I recently posed 7 questions (all loosely inspired by various DF entries) to which Gruber was gracious enough to send the following responses:
- Superman is Clark Kent. Spider-Man is Peter Parker. Your best guess -- The Macalope is:
I honestly don't know. And if I did, I certainly wouldn't say. I was never all that interested in finding out who Mac the Knife was, either.
- My personal favorite DF feature is the "Jackass of the Week" award -- so many of us debate the absurdity of these pundits with the hopes of scoring a zinger (and/or thinking that they will actually care) but it's obvious that what you say manages to get under their skin. In all your time taking pundits, etc. to task with the "Jackass of the Week" stamp -- who owes you the most money for replacement ink? ("Jackassiest" jackass?)
Rob Enderle, I suppose. I'm not sure I've seen him say something about Apple that *wasn't* jackassed. George Ou seems to be catching up fast, however.
- The archives are full of good examples -- do any examples of extreme Jackassery stand apart from others in terms of absurdity? (I would think the Maynor/Ellch debacle has to rank high on the list, based on longevity alone.)
Not at all Mac-related, but the most absurd has got to be Alton Vern, some guy in Texas who's trying to get "Fahrenheit 451" banned from his daughter's school, and who admits that he hasn't actually read the book himself. It's a book *about* book-burning, which he hasn't even read, and he's trying to get it banned. Jackass of the Week: Alton Verm
The problem with the Maynor/Ellch fiasco is that it's just so complicated. There's definitely a lot of jackassery involved, but it's very difficult to summarize it.
(Interviewer's note: Coverage of these events on DF as they unfolded was as comprehensive a summary as you're likely to find.)
- What can Apple do to lose the digital audio player market and/or what will it take for the iPod to be killed?
At this point I don't think it can be killed. Worst case for Apple at this point is that it just slowly fades away, like with Sony and the Walkman.
- Who suffers more: The Colts if ever they lose Peyton Manning or Apple upon losing Steve Jobs?
Apple losing Steve Jobs. Manning is terrific -- the best quarterback in the league today -- but there are plenty of other quarterbacks. There is only one Steve Jobs.
- Quoting from Think Secret:
Nine months after Think Secret first broke the news of a touch-screen iPod, the first public evidence of the device's existence has emerged in a PDF Apple posted to developers recently regarding the iPod's notes feature. (Source)
Claiming a scoop 9 months after-the-fact when no device has actually surfaced to support your initial assertion: Jackassery or desperation?
Jackassery.
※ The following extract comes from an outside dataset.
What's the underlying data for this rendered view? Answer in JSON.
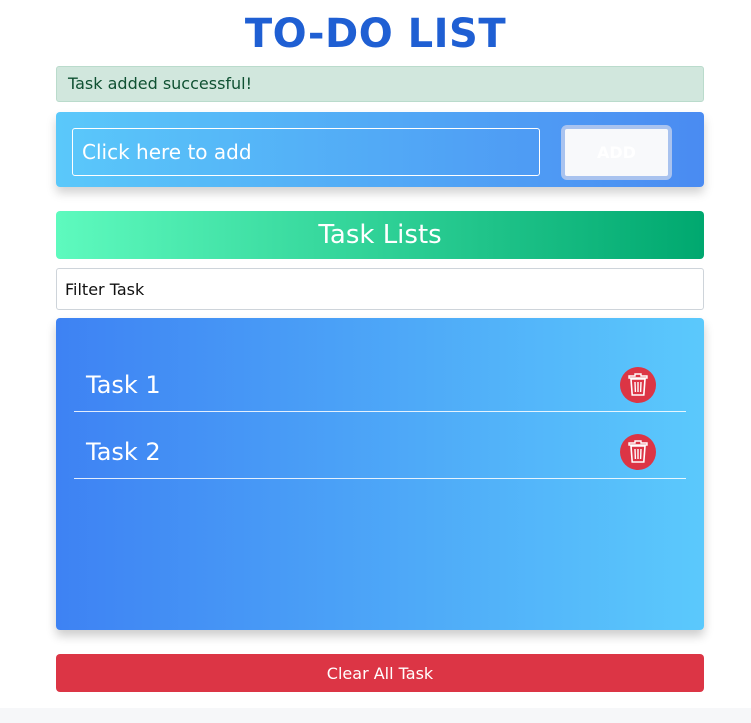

There's no reason for them to be desperate. Almost every rumor they publish is wrong, and people keep reading.
- Speculate: Widely reported Apple rumor that is least likely to surface and widely reported Apple rumor that will -- but shouldn't -- surface?
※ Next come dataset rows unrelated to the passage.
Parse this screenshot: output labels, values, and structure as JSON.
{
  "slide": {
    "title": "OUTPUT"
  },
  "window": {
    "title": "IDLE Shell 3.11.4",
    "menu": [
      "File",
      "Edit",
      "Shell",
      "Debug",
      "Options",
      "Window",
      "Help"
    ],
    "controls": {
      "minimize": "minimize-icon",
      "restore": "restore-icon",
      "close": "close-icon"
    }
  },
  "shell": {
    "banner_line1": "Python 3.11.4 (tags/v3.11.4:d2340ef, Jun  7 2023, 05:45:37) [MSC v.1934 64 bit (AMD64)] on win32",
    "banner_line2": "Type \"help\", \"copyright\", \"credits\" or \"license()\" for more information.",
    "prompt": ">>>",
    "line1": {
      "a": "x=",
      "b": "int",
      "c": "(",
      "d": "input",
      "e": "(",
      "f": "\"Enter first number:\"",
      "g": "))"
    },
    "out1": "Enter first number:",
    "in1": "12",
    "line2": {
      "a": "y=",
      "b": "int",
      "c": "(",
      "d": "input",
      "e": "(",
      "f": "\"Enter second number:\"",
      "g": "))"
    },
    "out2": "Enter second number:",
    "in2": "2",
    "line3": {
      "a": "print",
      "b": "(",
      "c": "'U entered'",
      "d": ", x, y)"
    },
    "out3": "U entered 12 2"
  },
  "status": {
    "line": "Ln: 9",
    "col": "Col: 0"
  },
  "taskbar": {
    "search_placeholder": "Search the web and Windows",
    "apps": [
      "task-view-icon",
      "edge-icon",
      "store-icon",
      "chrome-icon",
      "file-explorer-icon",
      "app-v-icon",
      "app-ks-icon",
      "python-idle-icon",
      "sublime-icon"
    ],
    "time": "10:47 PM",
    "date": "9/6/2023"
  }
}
Least likely: tablet computer running Mac OS X.
I can't think of anything rumored that I expect will actually appear, but "shouldn't". Apple has a pretty keen sense of what makes for a good product.
7 Questions is intended as an ongoing series and it's a testament to John Gruber's openness that he responded to my questions almost immediately despite the fact that we've never met or corresponded. I am fairly certain that (some) future hopefuls will greet my request with silence and Gruber deserves a huge "thank you" for making my first attempt a success.
It's rare to stumble upon a column (especially online) that is professional, inviting and fun to read all at the same time -- but that's exactly what happened when I discovered Daring Fireball: Whether you're a long time fan or a first time visitor -- enjoy.
Interested parties can donate to become a DF member.